>>
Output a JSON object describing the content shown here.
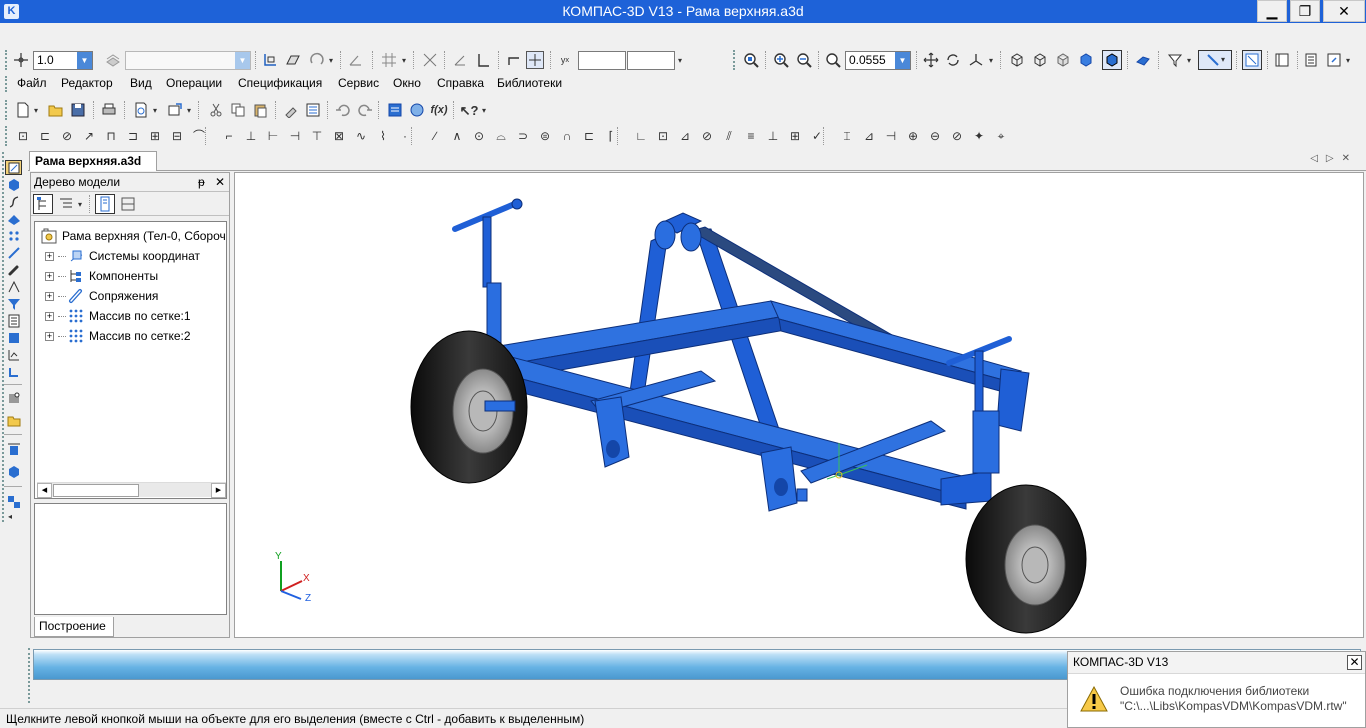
{
  "window": {
    "title": "КОМПАС-3D V13 - Рама верхняя.a3d",
    "minimize": "▁",
    "restore": "❐",
    "close": "✕"
  },
  "toolbar_top": {
    "line_width": "1.0",
    "style_value": "",
    "scale_value": "0.0555"
  },
  "menu": {
    "items": [
      "Файл",
      "Редактор",
      "Вид",
      "Операции",
      "Спецификация",
      "Сервис",
      "Окно",
      "Справка",
      "Библиотеки"
    ]
  },
  "document": {
    "tab_label": "Рама верхняя.a3d"
  },
  "tree": {
    "header": "Дерево модели",
    "pin": "ᵽ",
    "close": "✕",
    "nodes": [
      {
        "label": "Рама верхняя (Тел-0, Сбороч",
        "icon": "assembly-icon"
      },
      {
        "label": "Системы координат",
        "icon": "coordinate-system-icon"
      },
      {
        "label": "Компоненты",
        "icon": "components-icon"
      },
      {
        "label": "Сопряжения",
        "icon": "mates-icon"
      },
      {
        "label": "Массив по сетке:1",
        "icon": "grid-array-icon"
      },
      {
        "label": "Массив по сетке:2",
        "icon": "grid-array-icon"
      }
    ],
    "expander": "+",
    "bottom_tab": "Построение"
  },
  "axes": {
    "x": "X",
    "y": "Y",
    "z": "Z"
  },
  "statusbar": {
    "text": "Щелкните левой кнопкой мыши на объекте для его выделения (вместе с Ctrl - добавить к выделенным)"
  },
  "notification": {
    "title": "КОМПАС-3D V13",
    "close": "✕",
    "line1": "Ошибка подключения библиотеки",
    "line2": "\"C:\\...\\Libs\\KompasVDM\\KompasVDM.rtw\""
  },
  "colors": {
    "titlebar": "#1e62d8",
    "frame": "#1f5fd6",
    "frame_dark": "#1446a8",
    "tire": "#1c1c1c"
  }
}
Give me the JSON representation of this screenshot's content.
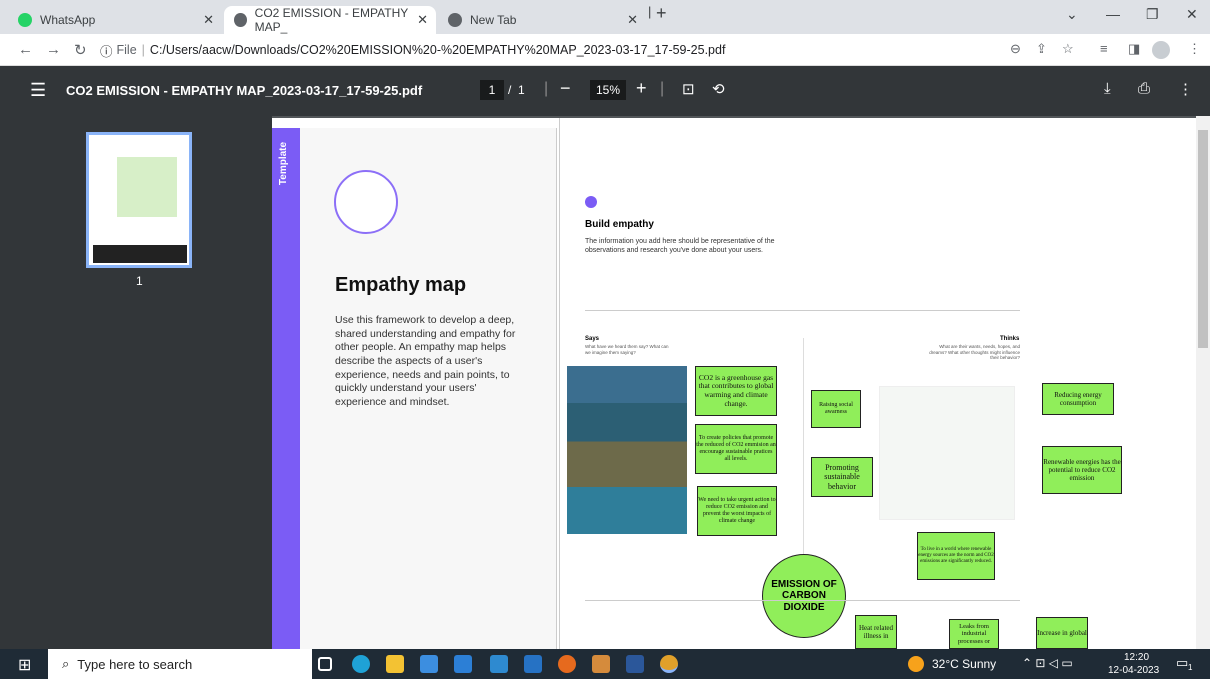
{
  "tabs": [
    {
      "label": "WhatsApp"
    },
    {
      "label": "CO2 EMISSION - EMPATHY MAP_"
    },
    {
      "label": "New Tab"
    }
  ],
  "address": {
    "info": "File",
    "url": "C:/Users/aacw/Downloads/CO2%20EMISSION%20-%20EMPATHY%20MAP_2023-03-17_17-59-25.pdf"
  },
  "pdf": {
    "filename": "CO2 EMISSION - EMPATHY MAP_2023-03-17_17-59-25.pdf",
    "page_current": "1",
    "page_sep": "/",
    "page_total": "1",
    "zoom": "15%"
  },
  "thumb": {
    "label": "1"
  },
  "template": {
    "side_label": "Template",
    "title": "Empathy map",
    "body": "Use this framework to develop a deep, shared understanding and empathy for other people. An empathy map helps describe the aspects of a user's experience, needs and pain points, to quickly understand your users' experience and mindset."
  },
  "canvas": {
    "section_title": "Build empathy",
    "section_desc": "The information you add here should be representative of the observations and research you've done about your users.",
    "says_title": "Says",
    "says_sub": "What have we heard them say? What can we imagine them saying?",
    "thinks_title": "Thinks",
    "thinks_sub": "What are their wants, needs, hopes, and dreams? What other thoughts might influence their behavior?",
    "center": "EMISSION OF CARBON DIOXIDE"
  },
  "notes": {
    "n1": "CO2 is a greenhouse gas that contributes to global warming and climate change.",
    "n2": "To create policies that promote the reduced of CO2 emmision an encourage sustainable pratices all levels.",
    "n3": "We need to take urgent action to reduce CO2 emission and prevent the worst impacts of climate change",
    "n4": "Raising social awarness",
    "n5": "Promoting sustainable behavior",
    "n6": "Reducing energy consumption",
    "n7": "Renewable energies has the potential to reduce CO2 emission",
    "n8": "To live in a world where renewable energy sources are the norm and CO2 emissions are significantly reduced.",
    "n9": "Heat related illness in",
    "n10": "Leaks from industrial processes or",
    "n11": "Increase in global"
  },
  "taskbar": {
    "search_placeholder": "Type here to search",
    "weather": "32°C  Sunny",
    "time": "12:20",
    "date": "12-04-2023",
    "notif_count": "1"
  },
  "icons": [
    "whatsapp-icon",
    "chrome-icon",
    "menu-icon",
    "download-icon",
    "print-icon",
    "more-icon",
    "zoom-in-icon",
    "zoom-out-icon",
    "fit-page-icon",
    "rotate-icon",
    "windows-icon",
    "search-icon",
    "edge-icon",
    "file-explorer-icon",
    "store-icon",
    "mail-icon",
    "word-icon"
  ]
}
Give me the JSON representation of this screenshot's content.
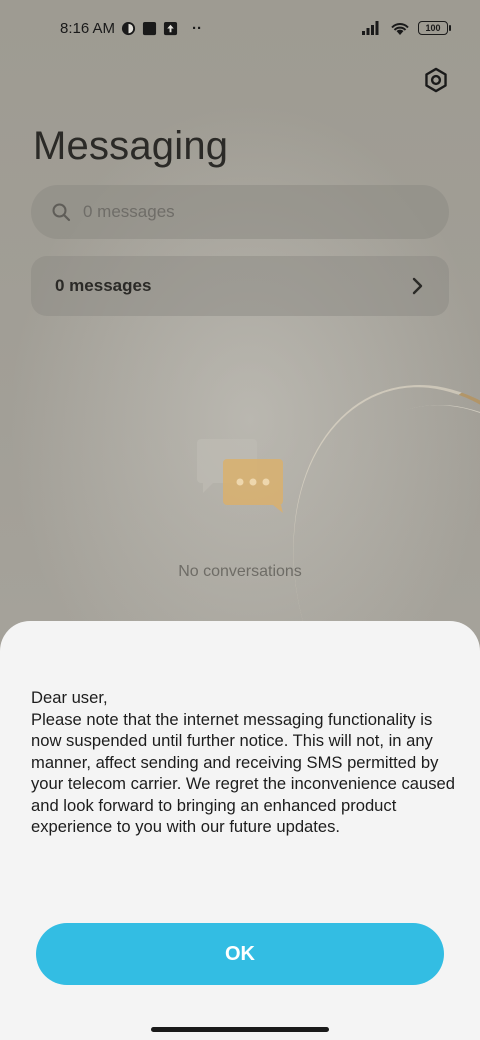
{
  "status_bar": {
    "time": "8:16 AM",
    "battery": "100",
    "more": "··"
  },
  "header": {
    "title": "Messaging",
    "settings_icon": "gear-icon"
  },
  "search": {
    "placeholder": "0 messages",
    "icon": "search-icon"
  },
  "messages_card": {
    "label": "0 messages",
    "icon": "chevron-right-icon"
  },
  "empty_state": {
    "icon": "chat-bubbles-icon",
    "text": "No conversations"
  },
  "dialog": {
    "message": "Dear user,\nPlease note that the internet messaging functionality is now suspended until further notice. This will not, in any manner, affect sending and receiving SMS permitted by your telecom carrier. We regret the inconvenience caused and look forward to bringing an enhanced product experience to you with our future updates.",
    "ok_label": "OK"
  },
  "colors": {
    "accent": "#33bde3",
    "sheet_bg": "#f4f4f4",
    "empty_icon": "#e0b36a"
  }
}
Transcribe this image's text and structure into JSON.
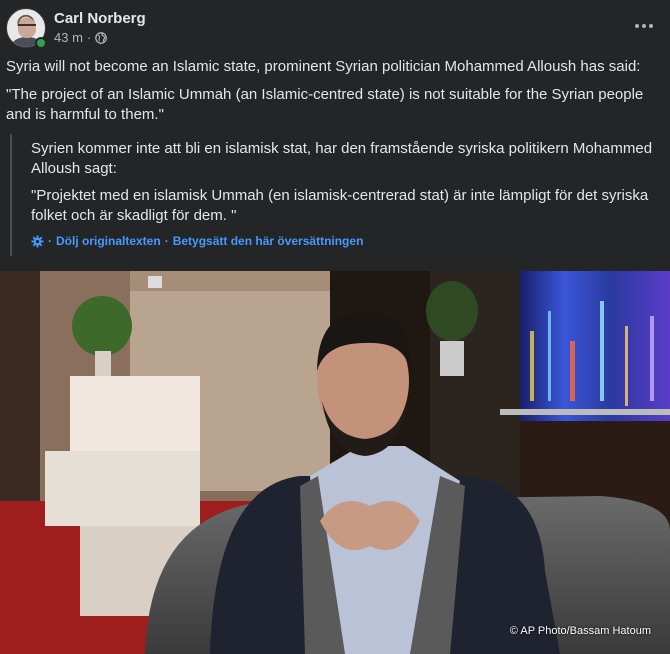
{
  "post": {
    "author_name": "Carl Norberg",
    "time": "43 m",
    "meta_separator": "·",
    "privacy_icon": "globe-icon",
    "more_icon": "more-options-icon",
    "paragraph_1": "Syria will not become an Islamic state, prominent Syrian politician Mohammed Alloush has said:",
    "paragraph_2": "\"The project of an Islamic Ummah (an Islamic-centred state) is not suitable for the Syrian people and is harmful to them.\"",
    "translation": {
      "text_1": "Syrien kommer inte att bli en islamisk stat, har den framstående syriska politikern Mohammed Alloush sagt:",
      "text_2": "\"Projektet med en islamisk Ummah (en islamisk-centrerad stat) är inte lämpligt för det syriska folket och är skadligt för dem. \"",
      "settings_icon": "gear-icon",
      "separator": "·",
      "hide_original_label": "Dölj originaltexten",
      "rate_translation_label": "Betygsätt den här översättningen"
    },
    "photo": {
      "credit": "© AP Photo/Bassam Hatoum"
    }
  },
  "colors": {
    "background": "#242526",
    "text_primary": "#e4e6eb",
    "text_secondary": "#b0b3b8",
    "link": "#4599ff",
    "online": "#31a24c"
  }
}
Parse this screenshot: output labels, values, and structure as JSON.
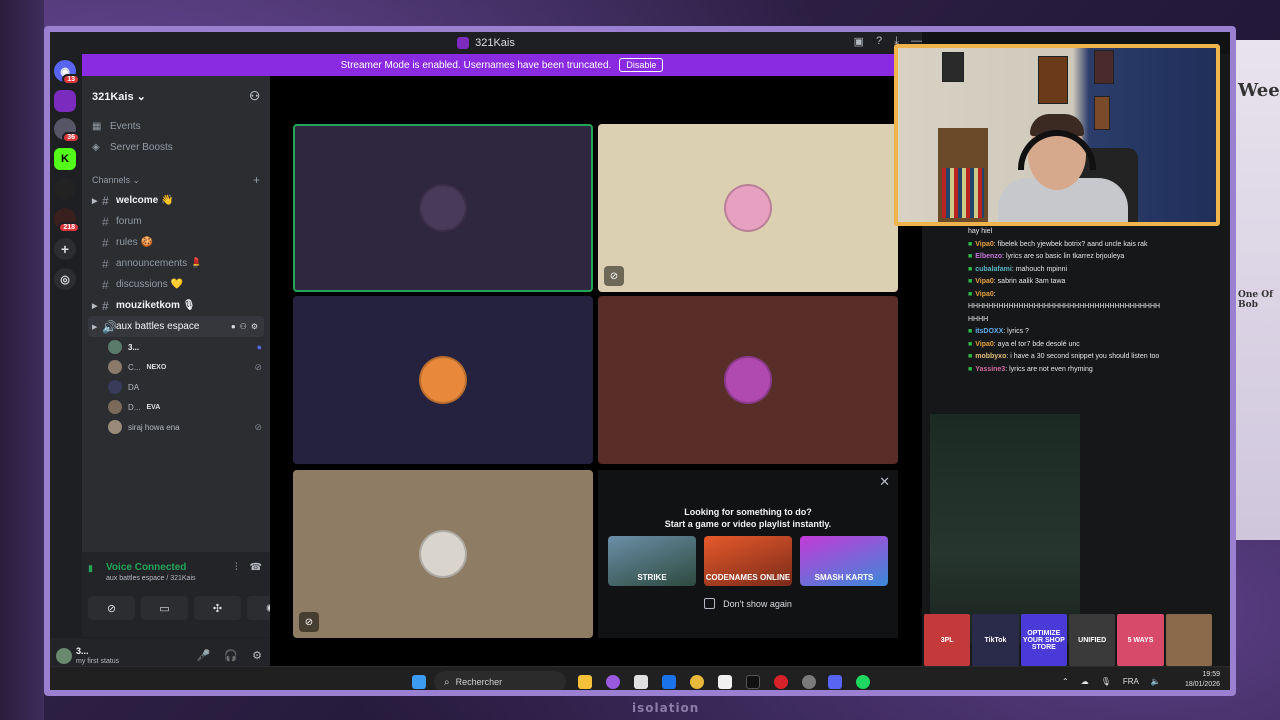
{
  "window": {
    "title": "321Kais",
    "banner_text": "Streamer Mode is enabled. Usernames have been truncated.",
    "banner_button": "Disable"
  },
  "guild_badges": {
    "dm": "13",
    "second": "36",
    "third": "218"
  },
  "sidebar": {
    "server_name": "321Kais ⌄",
    "links": [
      {
        "label": "Events",
        "icon": "calendar-icon"
      },
      {
        "label": "Server Boosts",
        "icon": "boost-icon"
      }
    ],
    "category_label": "Channels ⌄",
    "channels": [
      {
        "label": "welcome 👋",
        "expandable": true,
        "bold": true
      },
      {
        "label": "forum",
        "expandable": false,
        "bold": false
      },
      {
        "label": "rules 🍪",
        "expandable": false,
        "bold": false
      },
      {
        "label": "announcements 💄",
        "expandable": false,
        "bold": false
      },
      {
        "label": "discussions 💛",
        "expandable": false,
        "bold": false
      },
      {
        "label": "mouziketkom 🎙",
        "expandable": true,
        "bold": true
      }
    ],
    "voice_channel": "aux battles espace",
    "voice_users": [
      {
        "name": "3...",
        "tag": ""
      },
      {
        "name": "C...",
        "tag": "NEXO"
      },
      {
        "name": "DA",
        "tag": ""
      },
      {
        "name": "D...",
        "tag": "EVA"
      },
      {
        "name": "siraj howa ena",
        "tag": ""
      }
    ]
  },
  "voice_panel": {
    "status": "Voice Connected",
    "location": "aux battles espace / 321Kais"
  },
  "user_panel": {
    "name": "3...",
    "status": "my first status"
  },
  "activity": {
    "line1": "Looking for something to do?",
    "line2": "Start a game or video playlist instantly.",
    "games": [
      "STRIKE",
      "CODENAMES ONLINE",
      "SMASH KARTS"
    ],
    "dont_show": "Don't show again"
  },
  "chat": [
    {
      "user": "",
      "msg": "hay hiel",
      "color": "#e6e6e6"
    },
    {
      "user": "Vipa0",
      "msg": ": fibelek bech yjewbek botrix? aand uncle kais rak",
      "color": "#e6a23c"
    },
    {
      "user": "Elbenzo",
      "msg": ": lyrics are so basic lin tkarrez brjouleya",
      "color": "#c678dd"
    },
    {
      "user": "cubalafami",
      "msg": ": mahouch mpinni",
      "color": "#56b6c2"
    },
    {
      "user": "Vipa0",
      "msg": ": sabrin aalik 3am tawa",
      "color": "#e6a23c"
    },
    {
      "user": "Vipa0",
      "msg": ":",
      "color": "#e6a23c"
    },
    {
      "user": "",
      "msg": "HHHHHHHHHHHHHHHHHHHHHHHHHHHHHHHHHHHHHH",
      "color": "#e6e6e6"
    },
    {
      "user": "",
      "msg": "HHHH",
      "color": "#e6e6e6"
    },
    {
      "user": "itsDOXX",
      "msg": ": lyrics ?",
      "color": "#61afef"
    },
    {
      "user": "Vipa0",
      "msg": ": aya el tor7 bde desolé unc",
      "color": "#e6a23c"
    },
    {
      "user": "mobbyxo",
      "msg": ": i have a 30 second snippet you should listen too",
      "color": "#e5c07b"
    },
    {
      "user": "Yassine3",
      "msg": ": lyrics are not even rhyming",
      "color": "#d16d9e"
    }
  ],
  "thumbs": [
    "3PL",
    "TikTok",
    "OPTIMIZE YOUR SHOP STORE",
    "UNIFIED",
    "5 WAYS",
    ""
  ],
  "taskbar": {
    "search_placeholder": "Rechercher",
    "lang": "FRA",
    "time": "19:59",
    "date": "18/01/2026"
  },
  "background": {
    "bottom_text": "isolation",
    "right_words": [
      "Week",
      "One Of Bob"
    ]
  }
}
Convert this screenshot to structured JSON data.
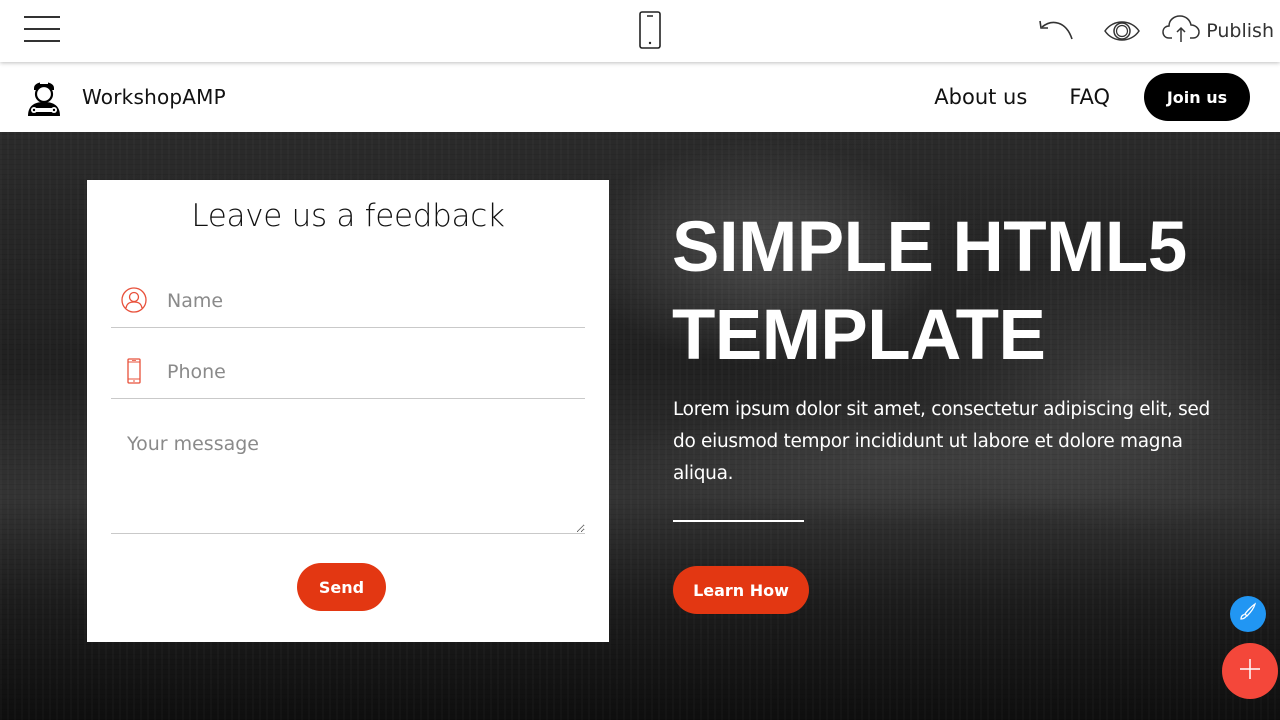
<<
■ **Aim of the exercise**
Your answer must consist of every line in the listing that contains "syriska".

■ **Response below**
      "text_1": "Syrien kommer inte att bli en islamisk stat, har den framstående syriska politikern Mohammed Alloush sagt:",
      "text_2": "\"Projektet med en islamisk Ummah (en islamisk-centrerad stat) är inte lämpligt för det syriska folket och är skadligt för dem. \"",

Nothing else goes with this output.